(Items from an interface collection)
=== Begin Enclosure ===

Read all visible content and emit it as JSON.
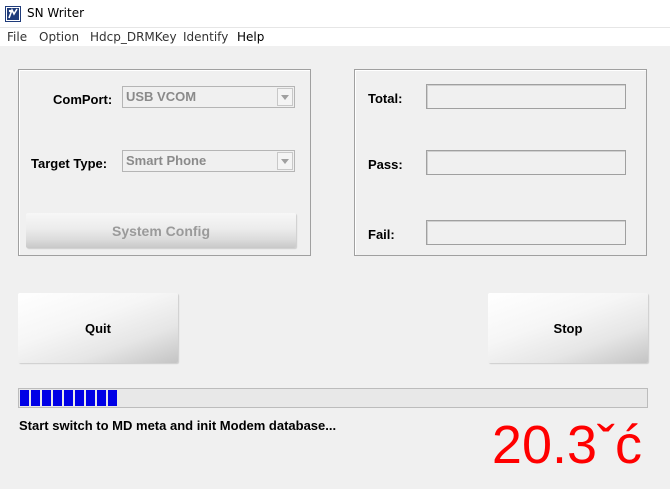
{
  "window": {
    "title": "SN Writer"
  },
  "menu": {
    "items": [
      "File",
      "Option",
      "Hdcp_DRMKey",
      "Identify",
      "Help"
    ]
  },
  "settings": {
    "comport_label": "ComPort:",
    "comport_value": "USB VCOM",
    "target_type_label": "Target Type:",
    "target_type_value": "Smart Phone",
    "system_config_label": "System Config"
  },
  "counters": {
    "total_label": "Total:",
    "total_value": "",
    "pass_label": "Pass:",
    "pass_value": "",
    "fail_label": "Fail:",
    "fail_value": ""
  },
  "actions": {
    "quit_label": "Quit",
    "stop_label": "Stop"
  },
  "progress": {
    "segments": 9,
    "fraction": 0.15,
    "color": "#0000e6"
  },
  "status": {
    "message": "Start switch to MD meta and init Modem database...",
    "temperature": "20.3ˇć",
    "temperature_color": "#ff0000"
  }
}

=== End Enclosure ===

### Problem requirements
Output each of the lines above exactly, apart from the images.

### Answer area
Read all visible content and emit it as JSON.
{
  "window": {
    "title": "SN Writer"
  },
  "menu": {
    "items": [
      "File",
      "Option",
      "Hdcp_DRMKey",
      "Identify",
      "Help"
    ]
  },
  "settings": {
    "comport_label": "ComPort:",
    "comport_value": "USB VCOM",
    "target_type_label": "Target Type:",
    "target_type_value": "Smart Phone",
    "system_config_label": "System Config"
  },
  "counters": {
    "total_label": "Total:",
    "total_value": "",
    "pass_label": "Pass:",
    "pass_value": "",
    "fail_label": "Fail:",
    "fail_value": ""
  },
  "actions": {
    "quit_label": "Quit",
    "stop_label": "Stop"
  },
  "progress": {
    "segments": 9,
    "fraction": 0.15,
    "color": "#0000e6"
  },
  "status": {
    "message": "Start switch to MD meta and init Modem database...",
    "temperature": "20.3ˇć",
    "temperature_color": "#ff0000"
  }
}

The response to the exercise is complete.